In addition to being riding nirvana, some roads are visual paradise. The Swiss really know what’s up when it comes to paving a stunning mountain pass. When you see those serpentine terraces undulating through the trees it really gets your heart racing.
Sometimes when you look at photos it’s hard to understand how the curves all connect to one another. But I’ll tell you what, it’s sure fun figuring it all out.
You can check the pass out on Google Maps.
Greetings from Switzerland! – September 2014
Kenny and I traveled across the Simplonpass in Switzerland while heading towards the Col du Petit St. Bernard in France. Assorted pics from Simplonpass:

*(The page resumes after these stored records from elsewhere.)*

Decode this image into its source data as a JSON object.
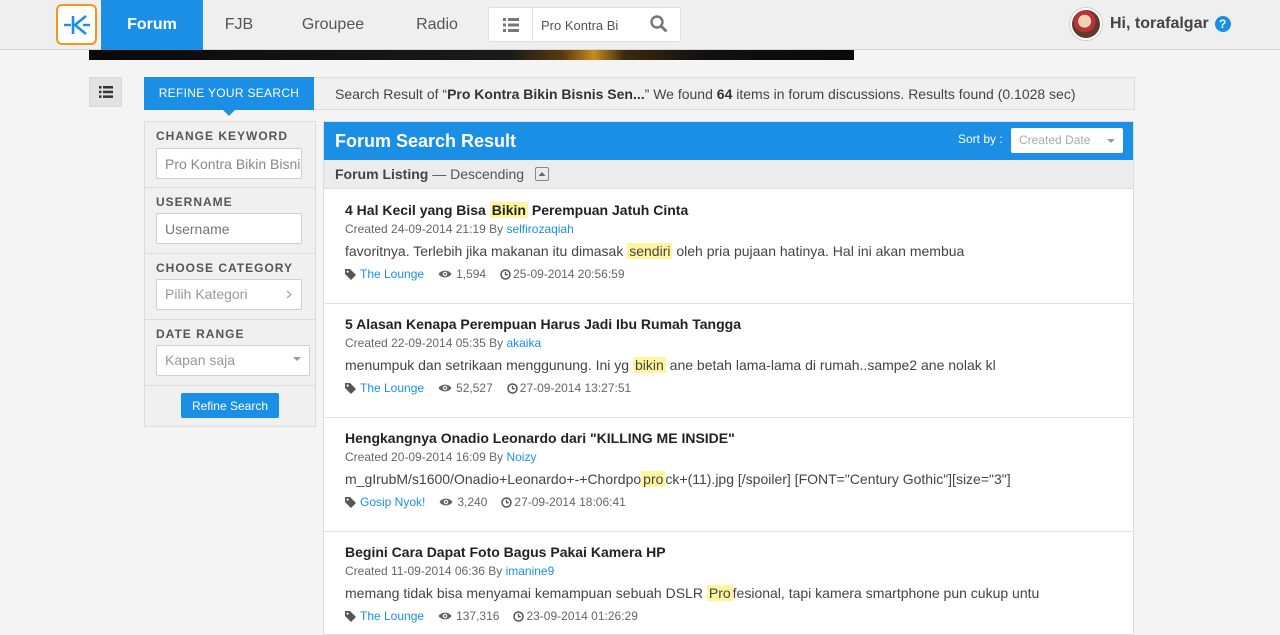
{
  "nav": {
    "tabs": [
      {
        "label": "Forum",
        "active": true
      },
      {
        "label": "FJB",
        "active": false
      },
      {
        "label": "Groupee",
        "active": false
      },
      {
        "label": "Radio",
        "active": false
      }
    ],
    "search_value": "Pro Kontra Bi",
    "user_greeting": "Hi, torafalgar",
    "help_icon": "?"
  },
  "colors": {
    "accent": "#1b8fe6",
    "logo_border": "#f7941d",
    "highlight": "#fff59d"
  },
  "refine": {
    "tab_label": "REFINE YOUR SEARCH",
    "summary_prefix": "Search Result of “",
    "summary_query": "Pro Kontra Bikin Bisnis Sen...",
    "summary_mid": "” We found ",
    "summary_count": "64",
    "summary_suffix": " items in forum discussions. Results found (0.1028 sec)"
  },
  "sidebar": {
    "keyword_label": "CHANGE KEYWORD",
    "keyword_value": "Pro Kontra Bikin Bisnis",
    "username_label": "USERNAME",
    "username_placeholder": "Username",
    "category_label": "CHOOSE CATEGORY",
    "category_value": "Pilih Kategori",
    "date_label": "DATE RANGE",
    "date_value": "Kapan saja",
    "refine_button": "Refine Search"
  },
  "results": {
    "title": "Forum Search Result",
    "sort_label": "Sort by :",
    "sort_value": "Created Date",
    "listing_label": "Forum Listing",
    "listing_order": " — Descending",
    "items": [
      {
        "title_pre": "4 Hal Kecil yang Bisa ",
        "title_hl": "Bikin",
        "title_post": " Perempuan Jatuh Cinta",
        "created": "Created 24-09-2014 21:19 By ",
        "author": "selfirozaqiah",
        "snippet_pre": "favoritnya. Terlebih jika makanan itu dimasak ",
        "snippet_hl": "sendiri",
        "snippet_post": " oleh pria pujaan hatinya. Hal ini akan membua",
        "category": "The Lounge",
        "views": "1,594",
        "last_date": "25-09-2014 20:56:59"
      },
      {
        "title_pre": "5 Alasan Kenapa Perempuan Harus Jadi Ibu Rumah Tangga",
        "title_hl": "",
        "title_post": "",
        "created": "Created 22-09-2014 05:35 By ",
        "author": "akaika",
        "snippet_pre": "menumpuk dan setrikaan menggunung. Ini yg ",
        "snippet_hl": "bikin",
        "snippet_post": " ane betah lama-lama di rumah..sampe2 ane nolak kl",
        "category": "The Lounge",
        "views": "52,527",
        "last_date": "27-09-2014 13:27:51"
      },
      {
        "title_pre": "Hengkangnya Onadio Leonardo dari \"KILLING ME INSIDE\"",
        "title_hl": "",
        "title_post": "",
        "created": "Created 20-09-2014 16:09 By ",
        "author": "Noizy",
        "snippet_pre": "m_gIrubM/s1600/Onadio+Leonardo+-+Chordpo",
        "snippet_hl": "pro",
        "snippet_post": "ck+(11).jpg [/spoiler] [FONT=\"Century Gothic\"][size=\"3\"]",
        "category": "Gosip Nyok!",
        "views": "3,240",
        "last_date": "27-09-2014 18:06:41"
      },
      {
        "title_pre": "Begini Cara Dapat Foto Bagus Pakai Kamera HP",
        "title_hl": "",
        "title_post": "",
        "created": "Created 11-09-2014 06:36 By ",
        "author": "imanine9",
        "snippet_pre": "memang tidak bisa menyamai kemampuan sebuah DSLR ",
        "snippet_hl": "Pro",
        "snippet_post": "fesional, tapi kamera smartphone pun cukup untu",
        "category": "The Lounge",
        "views": "137,316",
        "last_date": "23-09-2014 01:26:29"
      }
    ]
  }
}
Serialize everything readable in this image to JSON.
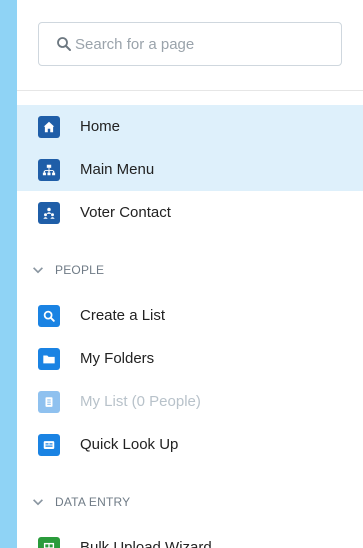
{
  "search": {
    "placeholder": "Search for a page"
  },
  "nav": {
    "items": [
      {
        "label": "Home",
        "icon": "home-icon",
        "color": "#1f5ea8",
        "active": true
      },
      {
        "label": "Main Menu",
        "icon": "sitemap-icon",
        "color": "#1f5ea8",
        "active": true
      },
      {
        "label": "Voter Contact",
        "icon": "people-network-icon",
        "color": "#1f5ea8",
        "active": false
      }
    ],
    "sections": [
      {
        "title": "PEOPLE",
        "items": [
          {
            "label": "Create a List",
            "icon": "search-icon",
            "color": "#1a83e3"
          },
          {
            "label": "My Folders",
            "icon": "folder-icon",
            "color": "#1a83e3"
          },
          {
            "label": "My List (0 People)",
            "icon": "list-icon",
            "color": "#8fc1ef",
            "disabled": true
          },
          {
            "label": "Quick Look Up",
            "icon": "id-card-icon",
            "color": "#1a83e3"
          }
        ]
      },
      {
        "title": "DATA ENTRY",
        "items": [
          {
            "label": "Bulk Upload Wizard",
            "icon": "upload-grid-icon",
            "color": "#2a9b3b"
          }
        ]
      }
    ]
  },
  "colors": {
    "sidebar_bg": "#8fd3f5",
    "active_bg": "#def0fb"
  }
}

The bridge is called Ganterbrücke.
I’ll sign off with my favorite photo from the Simplonpass. I think it really personifies Kenny and I – two awkward geeks in love:
Following our last trip through the Alps, there were several mountain passes that we hadn’t ridden that found their way on to my riding bucket list. You know, for “next time.”
In hindsight, it’s really by the grace of the universe that there was a next time. Chalk it up to luck. Or is it something else?
Kenny and I found ourselves at the summit of the Great St. Bernard some time in the mid afternoon. We parked our bikes and strolled around taking in the sights. I bought a sticker and some postcards and resisted the chocolate.
We walked towards the lake and stood there for a few minutes among the stillness of our surroundings. The scale of mountains is so tremendous. I find it difficult not to become introspective about my place in the world when surrounded with such enduring majesty. These mountains – hard, unforgiving, beautiful in their strength. And there I am – a fragile, weak, pink thing.
I stood watching a woman walking two St. Bernards on the mountain to my right. It was then that I had a moment. Not quite an epiphany, but I came to some understanding of my existence in the split second. You can move through your life and recite things by habit. You know these things to be truths on a surface level. But then there are moments of certainty when you come to know something deeply. You feel it and know it not by rote but through some acute awareness.
I came to the simple understanding that… this is it.
This life is all there is, as far as I know. And so it’s up to me to make my life be what I want. I can sit around wishing and dreaming and filing things away to see “someday” but no one is going to bring them to my doorstep. The fear that keeps me stationary eats away my happiness.
Four years ago, I tapped away on some keys and wrote out the words “See the Great St. Bernard Pass.” As trivial as that goal might seem, as I stood watching those dogs walking along breathing in the smells of the Earth, I came to know I’d made it there of my accord. If I can do this thing – Why not anything else I decide I want? My only limitation is my will.
That’s a lot to see in a pair of dogs.
Just yesterday I read an article that pointed out what the author saw as a flaw in the bucket list process as it is often portrayed in contemporary culture:
As popularly conceived, however, the bucket list is far from being a reckoning with the weight of love in extremis, or an ethical or moral accounting. More often, it partakes of a commodification of cultural experience, in which every expedition made, and every artwork encountered, is reduced to an item on a checklist to be got through, rather than being worthy of repeated or extended engagement.
– Kicking the Bucket List by Rebecca Mead
Personally, I think this is oversimplifying the process. We can’t know what goes on in the minds and hearts of men in the quiet moments of their lives. So they said out loud, “crossed that off the bucket list”? Does that mean that whatever that thing, that act, that item from their list was doesn’t dwell deep in their imagination or actively fuel their curiosity for the rest of their days? It could be a moment in time that sets fire to a personal passion that you, as an on-looker, know nothing about.
Or,… maybe it IS gamification of life experiences.
The best part of this conversation, I suppose, is that I don’t have to give a shit about what other people are doing.
On our recent trip through the Alps, I was able to visit several things that are on my bucket list. My list, which is very meaningful to me, helps me stay organized. It helps me to remember that there are things in the vicinity of where I am that are beautiful and wonderful though maybe less than obvious.
One stop in particular seems to have created more curiosity and questions about a man than it answered. I’m not quite ready to write about it yet, so I’ll leave you with this until then…
We were in the belly of the beast.